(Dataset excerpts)
════════════════════

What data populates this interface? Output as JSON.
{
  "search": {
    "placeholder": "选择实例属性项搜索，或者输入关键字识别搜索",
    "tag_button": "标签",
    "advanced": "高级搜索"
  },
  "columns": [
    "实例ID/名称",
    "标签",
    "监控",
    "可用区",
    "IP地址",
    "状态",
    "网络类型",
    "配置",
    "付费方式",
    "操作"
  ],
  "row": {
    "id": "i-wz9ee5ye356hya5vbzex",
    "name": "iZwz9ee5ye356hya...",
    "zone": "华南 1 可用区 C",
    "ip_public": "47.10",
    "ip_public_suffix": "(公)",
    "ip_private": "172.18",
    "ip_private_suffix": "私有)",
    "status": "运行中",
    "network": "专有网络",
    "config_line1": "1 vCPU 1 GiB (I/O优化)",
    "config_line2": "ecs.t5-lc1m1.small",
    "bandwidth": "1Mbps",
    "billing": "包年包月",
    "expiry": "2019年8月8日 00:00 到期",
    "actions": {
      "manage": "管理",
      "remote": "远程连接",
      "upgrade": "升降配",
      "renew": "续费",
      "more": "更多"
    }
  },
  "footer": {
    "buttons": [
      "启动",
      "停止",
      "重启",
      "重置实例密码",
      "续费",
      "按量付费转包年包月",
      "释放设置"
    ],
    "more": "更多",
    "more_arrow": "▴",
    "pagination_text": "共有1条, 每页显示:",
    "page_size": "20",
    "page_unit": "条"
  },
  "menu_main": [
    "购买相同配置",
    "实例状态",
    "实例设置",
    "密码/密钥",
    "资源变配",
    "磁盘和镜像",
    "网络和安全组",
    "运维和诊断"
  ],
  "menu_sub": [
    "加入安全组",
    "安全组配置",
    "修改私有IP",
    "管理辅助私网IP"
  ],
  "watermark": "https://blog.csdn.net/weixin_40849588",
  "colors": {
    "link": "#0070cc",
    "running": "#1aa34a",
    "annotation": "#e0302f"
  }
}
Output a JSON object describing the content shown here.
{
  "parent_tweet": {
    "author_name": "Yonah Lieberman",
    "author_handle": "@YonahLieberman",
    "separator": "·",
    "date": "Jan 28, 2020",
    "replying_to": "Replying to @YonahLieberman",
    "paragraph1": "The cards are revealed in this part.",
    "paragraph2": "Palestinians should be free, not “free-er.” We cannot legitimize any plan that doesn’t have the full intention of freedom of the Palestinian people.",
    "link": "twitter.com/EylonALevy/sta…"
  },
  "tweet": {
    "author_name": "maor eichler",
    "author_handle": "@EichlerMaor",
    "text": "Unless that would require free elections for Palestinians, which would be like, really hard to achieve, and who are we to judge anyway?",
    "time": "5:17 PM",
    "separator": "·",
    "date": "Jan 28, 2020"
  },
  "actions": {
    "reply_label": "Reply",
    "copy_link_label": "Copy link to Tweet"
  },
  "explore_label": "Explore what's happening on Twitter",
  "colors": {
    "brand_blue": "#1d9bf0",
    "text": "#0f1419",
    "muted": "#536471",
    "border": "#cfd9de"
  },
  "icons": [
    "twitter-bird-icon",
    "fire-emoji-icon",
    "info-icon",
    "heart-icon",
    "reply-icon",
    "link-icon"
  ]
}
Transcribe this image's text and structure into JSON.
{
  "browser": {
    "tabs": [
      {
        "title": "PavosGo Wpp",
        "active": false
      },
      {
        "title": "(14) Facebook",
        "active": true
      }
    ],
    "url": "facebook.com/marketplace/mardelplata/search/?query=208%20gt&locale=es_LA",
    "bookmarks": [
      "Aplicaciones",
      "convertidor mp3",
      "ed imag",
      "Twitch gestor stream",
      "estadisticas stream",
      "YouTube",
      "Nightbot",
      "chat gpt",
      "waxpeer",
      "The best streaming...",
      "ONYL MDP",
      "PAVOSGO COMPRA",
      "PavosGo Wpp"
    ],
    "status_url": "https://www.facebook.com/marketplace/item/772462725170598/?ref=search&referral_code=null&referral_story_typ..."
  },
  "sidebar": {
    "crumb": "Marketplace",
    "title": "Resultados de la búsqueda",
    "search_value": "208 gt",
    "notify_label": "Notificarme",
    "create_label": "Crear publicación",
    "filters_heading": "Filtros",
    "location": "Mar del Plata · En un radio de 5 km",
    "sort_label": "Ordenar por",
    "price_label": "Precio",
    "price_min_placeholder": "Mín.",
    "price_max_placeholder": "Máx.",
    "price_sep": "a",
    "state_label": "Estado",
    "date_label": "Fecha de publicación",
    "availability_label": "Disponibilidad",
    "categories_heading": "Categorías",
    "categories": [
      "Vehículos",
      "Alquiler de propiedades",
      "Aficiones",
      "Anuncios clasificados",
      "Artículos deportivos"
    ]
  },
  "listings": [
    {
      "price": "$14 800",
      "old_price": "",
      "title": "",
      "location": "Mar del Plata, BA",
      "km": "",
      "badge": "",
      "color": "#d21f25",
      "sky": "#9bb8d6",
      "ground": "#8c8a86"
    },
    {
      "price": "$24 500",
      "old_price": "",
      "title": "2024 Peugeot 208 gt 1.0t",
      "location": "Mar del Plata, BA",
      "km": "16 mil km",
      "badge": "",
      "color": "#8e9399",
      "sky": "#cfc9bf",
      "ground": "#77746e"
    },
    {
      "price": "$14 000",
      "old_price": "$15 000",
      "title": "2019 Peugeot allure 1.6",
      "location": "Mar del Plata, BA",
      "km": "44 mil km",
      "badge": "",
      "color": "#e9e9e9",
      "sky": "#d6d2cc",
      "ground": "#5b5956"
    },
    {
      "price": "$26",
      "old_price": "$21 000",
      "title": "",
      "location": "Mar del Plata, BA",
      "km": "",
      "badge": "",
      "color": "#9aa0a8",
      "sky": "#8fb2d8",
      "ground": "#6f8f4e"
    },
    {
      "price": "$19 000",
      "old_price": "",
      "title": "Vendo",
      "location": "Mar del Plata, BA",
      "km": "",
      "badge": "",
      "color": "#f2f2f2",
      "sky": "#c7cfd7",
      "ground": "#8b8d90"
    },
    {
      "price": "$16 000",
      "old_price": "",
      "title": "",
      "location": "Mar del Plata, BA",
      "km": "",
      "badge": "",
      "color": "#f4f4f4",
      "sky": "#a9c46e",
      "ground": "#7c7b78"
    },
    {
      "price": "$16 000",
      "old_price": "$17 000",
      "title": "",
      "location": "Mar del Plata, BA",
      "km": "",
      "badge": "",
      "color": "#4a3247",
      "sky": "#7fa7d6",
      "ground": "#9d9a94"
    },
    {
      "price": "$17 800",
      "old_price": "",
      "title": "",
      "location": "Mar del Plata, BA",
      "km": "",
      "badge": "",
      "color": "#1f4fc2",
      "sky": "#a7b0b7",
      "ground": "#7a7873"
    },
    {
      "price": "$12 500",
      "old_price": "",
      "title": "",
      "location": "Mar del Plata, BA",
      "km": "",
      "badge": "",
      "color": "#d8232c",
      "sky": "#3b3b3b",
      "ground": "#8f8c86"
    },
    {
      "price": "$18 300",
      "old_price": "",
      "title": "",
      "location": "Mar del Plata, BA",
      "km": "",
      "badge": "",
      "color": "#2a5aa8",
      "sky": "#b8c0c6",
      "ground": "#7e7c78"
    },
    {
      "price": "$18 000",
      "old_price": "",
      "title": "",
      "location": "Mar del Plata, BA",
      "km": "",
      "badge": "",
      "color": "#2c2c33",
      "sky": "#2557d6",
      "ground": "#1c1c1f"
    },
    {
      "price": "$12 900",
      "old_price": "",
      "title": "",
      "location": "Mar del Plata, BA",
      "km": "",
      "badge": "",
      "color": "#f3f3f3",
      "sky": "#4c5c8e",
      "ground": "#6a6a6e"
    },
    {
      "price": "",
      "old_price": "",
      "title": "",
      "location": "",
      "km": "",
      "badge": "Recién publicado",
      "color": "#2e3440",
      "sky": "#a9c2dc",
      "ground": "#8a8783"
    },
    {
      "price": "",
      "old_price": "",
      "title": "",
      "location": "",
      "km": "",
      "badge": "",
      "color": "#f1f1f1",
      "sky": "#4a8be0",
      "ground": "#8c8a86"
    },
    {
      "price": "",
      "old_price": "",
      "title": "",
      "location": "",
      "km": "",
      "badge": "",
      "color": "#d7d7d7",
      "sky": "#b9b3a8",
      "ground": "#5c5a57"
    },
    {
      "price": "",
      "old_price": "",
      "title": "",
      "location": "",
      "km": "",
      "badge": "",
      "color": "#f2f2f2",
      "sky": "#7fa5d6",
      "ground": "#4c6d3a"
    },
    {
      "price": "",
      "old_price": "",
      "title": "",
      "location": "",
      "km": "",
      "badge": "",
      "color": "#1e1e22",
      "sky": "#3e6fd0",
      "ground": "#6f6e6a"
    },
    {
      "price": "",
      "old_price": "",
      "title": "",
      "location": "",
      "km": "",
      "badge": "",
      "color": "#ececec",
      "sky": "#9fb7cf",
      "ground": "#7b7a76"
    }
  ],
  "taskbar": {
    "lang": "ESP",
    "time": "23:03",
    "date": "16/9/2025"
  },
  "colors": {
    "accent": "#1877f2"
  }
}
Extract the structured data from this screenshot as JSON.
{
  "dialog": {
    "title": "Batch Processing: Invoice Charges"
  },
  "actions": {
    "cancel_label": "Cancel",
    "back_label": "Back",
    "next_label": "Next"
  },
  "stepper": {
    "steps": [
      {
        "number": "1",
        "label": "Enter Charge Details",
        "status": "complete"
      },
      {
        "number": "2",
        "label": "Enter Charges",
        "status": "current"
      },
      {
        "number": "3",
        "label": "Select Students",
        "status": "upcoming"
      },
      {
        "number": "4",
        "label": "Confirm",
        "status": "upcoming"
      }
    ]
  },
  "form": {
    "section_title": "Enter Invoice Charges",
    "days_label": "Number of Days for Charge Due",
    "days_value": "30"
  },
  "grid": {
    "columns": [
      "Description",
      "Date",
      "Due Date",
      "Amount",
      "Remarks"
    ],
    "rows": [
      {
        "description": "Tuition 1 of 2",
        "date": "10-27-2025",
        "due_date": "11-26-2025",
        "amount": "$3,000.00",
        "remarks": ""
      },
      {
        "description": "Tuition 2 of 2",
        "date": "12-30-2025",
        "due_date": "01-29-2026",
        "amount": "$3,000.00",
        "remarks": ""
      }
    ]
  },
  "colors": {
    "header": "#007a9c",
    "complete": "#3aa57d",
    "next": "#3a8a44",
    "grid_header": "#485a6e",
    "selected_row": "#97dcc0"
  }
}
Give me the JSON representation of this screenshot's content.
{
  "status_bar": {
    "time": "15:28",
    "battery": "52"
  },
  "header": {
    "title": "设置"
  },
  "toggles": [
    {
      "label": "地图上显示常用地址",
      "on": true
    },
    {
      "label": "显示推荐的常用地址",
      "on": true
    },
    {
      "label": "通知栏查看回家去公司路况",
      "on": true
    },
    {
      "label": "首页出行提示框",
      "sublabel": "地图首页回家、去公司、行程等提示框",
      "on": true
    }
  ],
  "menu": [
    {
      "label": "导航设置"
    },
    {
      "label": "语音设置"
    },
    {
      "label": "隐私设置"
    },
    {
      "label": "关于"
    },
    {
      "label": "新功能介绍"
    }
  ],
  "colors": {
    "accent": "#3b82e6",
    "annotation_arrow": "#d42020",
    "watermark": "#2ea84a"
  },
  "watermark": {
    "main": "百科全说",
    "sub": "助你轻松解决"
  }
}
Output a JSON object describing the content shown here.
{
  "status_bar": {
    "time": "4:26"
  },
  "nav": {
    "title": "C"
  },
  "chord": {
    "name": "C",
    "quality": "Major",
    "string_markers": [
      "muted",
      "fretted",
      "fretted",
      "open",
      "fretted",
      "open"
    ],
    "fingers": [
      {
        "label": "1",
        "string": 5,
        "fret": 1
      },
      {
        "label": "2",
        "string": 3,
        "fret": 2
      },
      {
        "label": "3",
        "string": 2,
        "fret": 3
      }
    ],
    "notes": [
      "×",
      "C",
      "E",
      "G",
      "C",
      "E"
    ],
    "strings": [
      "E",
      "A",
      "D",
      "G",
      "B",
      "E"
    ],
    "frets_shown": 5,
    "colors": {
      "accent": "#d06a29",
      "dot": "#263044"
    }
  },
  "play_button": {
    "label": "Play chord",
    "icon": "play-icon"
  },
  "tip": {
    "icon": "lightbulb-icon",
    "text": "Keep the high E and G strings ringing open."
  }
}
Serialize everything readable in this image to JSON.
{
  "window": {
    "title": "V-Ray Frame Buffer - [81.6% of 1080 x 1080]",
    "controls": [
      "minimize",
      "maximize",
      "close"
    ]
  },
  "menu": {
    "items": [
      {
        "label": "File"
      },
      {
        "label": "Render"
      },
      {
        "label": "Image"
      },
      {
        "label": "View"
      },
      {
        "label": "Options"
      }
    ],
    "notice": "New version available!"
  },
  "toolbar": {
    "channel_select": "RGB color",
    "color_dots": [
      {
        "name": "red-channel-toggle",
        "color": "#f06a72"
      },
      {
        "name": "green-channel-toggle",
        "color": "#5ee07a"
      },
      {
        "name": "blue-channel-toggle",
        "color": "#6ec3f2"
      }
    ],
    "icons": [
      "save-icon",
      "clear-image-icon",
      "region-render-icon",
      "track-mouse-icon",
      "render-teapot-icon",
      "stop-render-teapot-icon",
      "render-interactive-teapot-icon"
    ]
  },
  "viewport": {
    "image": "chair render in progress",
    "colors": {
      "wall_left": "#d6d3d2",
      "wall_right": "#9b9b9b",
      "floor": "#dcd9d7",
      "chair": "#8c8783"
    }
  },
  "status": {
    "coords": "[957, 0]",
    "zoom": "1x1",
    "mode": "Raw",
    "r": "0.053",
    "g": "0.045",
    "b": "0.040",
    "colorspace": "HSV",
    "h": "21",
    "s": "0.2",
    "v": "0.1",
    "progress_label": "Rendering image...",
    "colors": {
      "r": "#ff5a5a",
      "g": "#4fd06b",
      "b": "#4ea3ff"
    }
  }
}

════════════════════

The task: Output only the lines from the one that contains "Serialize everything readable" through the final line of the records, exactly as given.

Final answer:
Serialize everything readable in this image to JSON.
{
  "window": {
    "title": "V-Ray Frame Buffer - [81.6% of 1080 x 1080]",
    "controls": [
      "minimize",
      "maximize",
      "close"
    ]
  },
  "menu": {
    "items": [
      {
        "label": "File"
      },
      {
        "label": "Render"
      },
      {
        "label": "Image"
      },
      {
        "label": "View"
      },
      {
        "label": "Options"
      }
    ],
    "notice": "New version available!"
  },
  "toolbar": {
    "channel_select": "RGB color",
    "color_dots": [
      {
        "name": "red-channel-toggle",
        "color": "#f06a72"
      },
      {
        "name": "green-channel-toggle",
        "color": "#5ee07a"
      },
      {
        "name": "blue-channel-toggle",
        "color": "#6ec3f2"
      }
    ],
    "icons": [
      "save-icon",
      "clear-image-icon",
      "region-render-icon",
      "track-mouse-icon",
      "render-teapot-icon",
      "stop-render-teapot-icon",
      "render-interactive-teapot-icon"
    ]
  },
  "viewport": {
    "image": "chair render in progress",
    "colors": {
      "wall_left": "#d6d3d2",
      "wall_right": "#9b9b9b",
      "floor": "#dcd9d7",
      "chair": "#8c8783"
    }
  },
  "status": {
    "coords": "[957, 0]",
    "zoom": "1x1",
    "mode": "Raw",
    "r": "0.053",
    "g": "0.045",
    "b": "0.040",
    "colorspace": "HSV",
    "h": "21",
    "s": "0.2",
    "v": "0.1",
    "progress_label": "Rendering image...",
    "colors": {
      "r": "#ff5a5a",
      "g": "#4fd06b",
      "b": "#4ea3ff"
    }
  }
}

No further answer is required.